Of course, there is no way to predict or prevent lightning strikes. The traditional defence for most Anglican churches has been a lightning conductor – a single Franklin rod leading from the top of the spire or tower to an earth stake buried in the ground. A more modern approach to protection would be what is known as a Faraday Cage system, comprising a mesh of conductors laid at intervals over the roof and down the walls of the church, and connected to the ground by earth electrodes.
Recent estimates suggest that around 80% of Anglican churches have some form of lightning protection installed. Perhaps counter-intuitively, churches with lightning conductors are actually more likely to be struck, but the energy will be directed harmlessly away from the building and into the ground. Churches without protection are five times more likely to suffer structural damage as the result of a strike.
Advice on lightning and insurance
When it comes to lightning, the team at Ecclesiastical offers the following advice:
Ecclesiastical’s Parishguard and Hallguard policies provide protection against damage caused by lightning
A lightning conductor is not a condition of cover but Ecclesiastical does advise having one fitted if the risk assessment indicates one is required
Lightning conductors should be properly maintained and inspected at least every four years – ideally every two-and-a-half years
Older lightning protection systems do not have to be upgraded unless the upgrade has been identified during one of Ecclesiastical’s risk assessments of the church
Installing surge protection equipment can prevent damaging electrical power surges
Any work on a church’s lightning protection system should be conducted by a competent contractor such as a member of ATLAS (Association of Technical Lightning and Access Specialists)
Lightning damage at St Andrew's Church, Greater Manchester
A direct strike left a gaping hole in the roof directly above where the congregation sits. Church warden Ian Ashworth told the BBC it was ‘like a scene from the Second World War’ with pieces of masonry scattered up to 40 meters away. "Part of it's come through the roof and other parts have exploded," he said. "Thankfully, the school next door is on holiday because there are great lumps of stone in the school grounds that have been thrown there by the lightning strike.
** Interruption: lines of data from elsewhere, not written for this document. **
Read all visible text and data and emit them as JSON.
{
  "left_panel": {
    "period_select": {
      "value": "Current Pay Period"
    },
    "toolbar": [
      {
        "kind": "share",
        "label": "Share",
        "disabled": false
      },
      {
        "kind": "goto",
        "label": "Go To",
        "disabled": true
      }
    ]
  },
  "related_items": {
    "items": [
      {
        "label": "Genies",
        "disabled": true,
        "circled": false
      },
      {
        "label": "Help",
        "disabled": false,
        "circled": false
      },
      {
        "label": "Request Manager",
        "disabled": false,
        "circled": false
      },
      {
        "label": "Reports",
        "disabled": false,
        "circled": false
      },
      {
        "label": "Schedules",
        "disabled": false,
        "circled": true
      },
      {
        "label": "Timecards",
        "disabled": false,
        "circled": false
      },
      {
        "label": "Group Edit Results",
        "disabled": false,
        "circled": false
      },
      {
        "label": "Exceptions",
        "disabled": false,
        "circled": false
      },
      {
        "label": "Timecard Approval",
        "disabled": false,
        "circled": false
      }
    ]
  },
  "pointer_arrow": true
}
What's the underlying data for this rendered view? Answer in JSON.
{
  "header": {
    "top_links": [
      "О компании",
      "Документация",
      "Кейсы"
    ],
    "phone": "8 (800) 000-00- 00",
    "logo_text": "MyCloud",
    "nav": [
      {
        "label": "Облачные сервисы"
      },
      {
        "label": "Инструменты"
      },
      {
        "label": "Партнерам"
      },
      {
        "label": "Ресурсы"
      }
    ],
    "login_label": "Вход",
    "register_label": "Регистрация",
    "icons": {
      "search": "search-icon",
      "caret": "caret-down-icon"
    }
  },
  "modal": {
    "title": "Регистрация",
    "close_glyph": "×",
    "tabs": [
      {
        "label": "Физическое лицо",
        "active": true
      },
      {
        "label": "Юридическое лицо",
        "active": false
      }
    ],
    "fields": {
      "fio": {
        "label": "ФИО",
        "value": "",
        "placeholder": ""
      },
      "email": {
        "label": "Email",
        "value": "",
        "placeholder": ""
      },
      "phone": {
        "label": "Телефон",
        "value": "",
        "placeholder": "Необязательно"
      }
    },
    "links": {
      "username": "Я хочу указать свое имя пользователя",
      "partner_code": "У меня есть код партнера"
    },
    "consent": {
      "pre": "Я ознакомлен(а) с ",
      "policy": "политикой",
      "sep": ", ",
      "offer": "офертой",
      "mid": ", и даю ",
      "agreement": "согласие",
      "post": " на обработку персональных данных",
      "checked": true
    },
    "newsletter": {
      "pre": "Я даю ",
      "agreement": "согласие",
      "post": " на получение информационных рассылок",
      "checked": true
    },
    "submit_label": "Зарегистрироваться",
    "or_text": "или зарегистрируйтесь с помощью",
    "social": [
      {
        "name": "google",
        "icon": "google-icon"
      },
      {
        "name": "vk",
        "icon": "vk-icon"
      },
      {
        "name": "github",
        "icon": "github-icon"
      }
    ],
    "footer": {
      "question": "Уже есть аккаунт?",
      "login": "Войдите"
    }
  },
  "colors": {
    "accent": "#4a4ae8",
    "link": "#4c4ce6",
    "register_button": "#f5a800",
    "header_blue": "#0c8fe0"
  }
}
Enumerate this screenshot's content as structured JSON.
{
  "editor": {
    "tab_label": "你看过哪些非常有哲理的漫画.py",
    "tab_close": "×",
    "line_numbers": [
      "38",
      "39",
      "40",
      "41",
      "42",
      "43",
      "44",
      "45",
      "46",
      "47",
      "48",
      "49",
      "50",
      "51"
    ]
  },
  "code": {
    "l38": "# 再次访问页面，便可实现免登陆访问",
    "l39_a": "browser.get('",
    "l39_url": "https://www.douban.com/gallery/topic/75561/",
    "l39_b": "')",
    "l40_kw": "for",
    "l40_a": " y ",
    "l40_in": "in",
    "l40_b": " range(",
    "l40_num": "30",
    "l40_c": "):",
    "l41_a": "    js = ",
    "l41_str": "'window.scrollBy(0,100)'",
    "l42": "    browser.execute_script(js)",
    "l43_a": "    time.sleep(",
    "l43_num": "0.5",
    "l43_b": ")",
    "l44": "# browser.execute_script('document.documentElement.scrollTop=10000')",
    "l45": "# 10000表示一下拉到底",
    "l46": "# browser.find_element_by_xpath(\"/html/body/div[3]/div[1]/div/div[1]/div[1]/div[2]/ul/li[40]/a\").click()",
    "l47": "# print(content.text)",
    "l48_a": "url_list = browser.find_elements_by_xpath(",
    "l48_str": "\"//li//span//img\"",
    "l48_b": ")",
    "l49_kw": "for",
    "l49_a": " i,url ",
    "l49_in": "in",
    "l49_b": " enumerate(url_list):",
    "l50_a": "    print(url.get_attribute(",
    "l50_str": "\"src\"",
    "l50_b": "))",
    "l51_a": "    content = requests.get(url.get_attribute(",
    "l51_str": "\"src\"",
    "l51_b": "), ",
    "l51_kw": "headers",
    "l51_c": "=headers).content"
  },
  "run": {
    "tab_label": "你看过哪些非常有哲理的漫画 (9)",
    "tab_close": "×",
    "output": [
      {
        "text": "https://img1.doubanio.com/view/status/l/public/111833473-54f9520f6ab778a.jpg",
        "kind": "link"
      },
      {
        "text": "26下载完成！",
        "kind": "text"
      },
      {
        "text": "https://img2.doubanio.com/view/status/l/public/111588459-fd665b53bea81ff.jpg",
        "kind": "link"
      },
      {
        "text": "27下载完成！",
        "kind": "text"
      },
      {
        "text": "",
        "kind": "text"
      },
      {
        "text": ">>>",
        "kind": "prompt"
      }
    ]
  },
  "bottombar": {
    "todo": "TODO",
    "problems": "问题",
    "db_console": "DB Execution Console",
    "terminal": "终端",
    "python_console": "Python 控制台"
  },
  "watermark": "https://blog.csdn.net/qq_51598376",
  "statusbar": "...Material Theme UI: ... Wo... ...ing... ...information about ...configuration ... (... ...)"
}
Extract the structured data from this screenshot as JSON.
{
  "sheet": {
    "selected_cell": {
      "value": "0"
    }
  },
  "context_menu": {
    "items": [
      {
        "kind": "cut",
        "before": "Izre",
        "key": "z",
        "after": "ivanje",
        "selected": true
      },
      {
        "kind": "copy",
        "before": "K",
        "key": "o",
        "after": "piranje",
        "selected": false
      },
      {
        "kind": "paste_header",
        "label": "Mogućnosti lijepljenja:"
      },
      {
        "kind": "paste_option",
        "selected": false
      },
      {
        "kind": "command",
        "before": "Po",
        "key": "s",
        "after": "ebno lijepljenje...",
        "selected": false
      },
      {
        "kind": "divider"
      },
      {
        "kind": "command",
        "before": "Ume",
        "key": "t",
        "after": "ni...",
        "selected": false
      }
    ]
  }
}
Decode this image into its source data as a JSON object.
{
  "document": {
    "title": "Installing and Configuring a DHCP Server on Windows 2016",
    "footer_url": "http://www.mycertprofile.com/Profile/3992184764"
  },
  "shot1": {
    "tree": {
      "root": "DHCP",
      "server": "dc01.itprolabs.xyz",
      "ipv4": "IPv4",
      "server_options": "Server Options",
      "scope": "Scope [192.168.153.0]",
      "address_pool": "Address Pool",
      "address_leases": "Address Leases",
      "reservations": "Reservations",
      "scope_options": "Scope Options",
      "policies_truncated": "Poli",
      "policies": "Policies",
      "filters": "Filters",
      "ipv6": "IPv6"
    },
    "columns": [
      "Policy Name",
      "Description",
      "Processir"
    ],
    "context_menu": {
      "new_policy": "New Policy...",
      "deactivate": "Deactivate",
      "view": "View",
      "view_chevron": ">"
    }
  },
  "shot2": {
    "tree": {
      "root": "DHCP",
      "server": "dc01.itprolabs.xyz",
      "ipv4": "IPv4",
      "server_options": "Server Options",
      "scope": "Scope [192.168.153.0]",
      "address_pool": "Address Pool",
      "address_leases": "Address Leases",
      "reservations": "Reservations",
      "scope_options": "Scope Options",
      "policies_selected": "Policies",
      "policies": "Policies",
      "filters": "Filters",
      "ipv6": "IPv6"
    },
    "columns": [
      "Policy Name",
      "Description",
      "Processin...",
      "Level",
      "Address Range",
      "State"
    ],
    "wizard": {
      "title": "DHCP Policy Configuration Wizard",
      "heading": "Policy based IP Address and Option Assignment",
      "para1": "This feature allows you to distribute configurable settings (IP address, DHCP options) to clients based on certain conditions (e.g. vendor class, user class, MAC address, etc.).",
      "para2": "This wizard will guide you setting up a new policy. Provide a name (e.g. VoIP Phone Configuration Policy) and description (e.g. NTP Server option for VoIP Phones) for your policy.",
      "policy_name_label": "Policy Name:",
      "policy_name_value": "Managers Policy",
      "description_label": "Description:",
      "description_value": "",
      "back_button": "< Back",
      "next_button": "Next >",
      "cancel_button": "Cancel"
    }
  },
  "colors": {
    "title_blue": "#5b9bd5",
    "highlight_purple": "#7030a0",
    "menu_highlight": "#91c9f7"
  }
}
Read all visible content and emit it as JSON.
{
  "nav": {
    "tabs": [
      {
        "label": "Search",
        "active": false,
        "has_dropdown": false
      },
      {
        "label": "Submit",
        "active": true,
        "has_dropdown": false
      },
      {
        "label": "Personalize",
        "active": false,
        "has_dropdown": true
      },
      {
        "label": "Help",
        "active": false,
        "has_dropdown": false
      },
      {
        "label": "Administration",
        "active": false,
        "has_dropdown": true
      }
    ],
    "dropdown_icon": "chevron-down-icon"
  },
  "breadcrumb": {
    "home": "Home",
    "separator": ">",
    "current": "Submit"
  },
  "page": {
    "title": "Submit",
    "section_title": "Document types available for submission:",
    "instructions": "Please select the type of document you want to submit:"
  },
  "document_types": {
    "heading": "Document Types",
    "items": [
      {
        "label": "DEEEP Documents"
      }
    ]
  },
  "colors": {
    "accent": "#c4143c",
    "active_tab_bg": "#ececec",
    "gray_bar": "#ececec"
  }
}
The electrics have blown off the wall, half the pews have gone and there's an inch of dust everywhere."
Ecclesiasical’s loss adjusters visited the church within hours of the strike to begin weatherproofing the roof and initially estimated repairs at a cost of at least £250,000.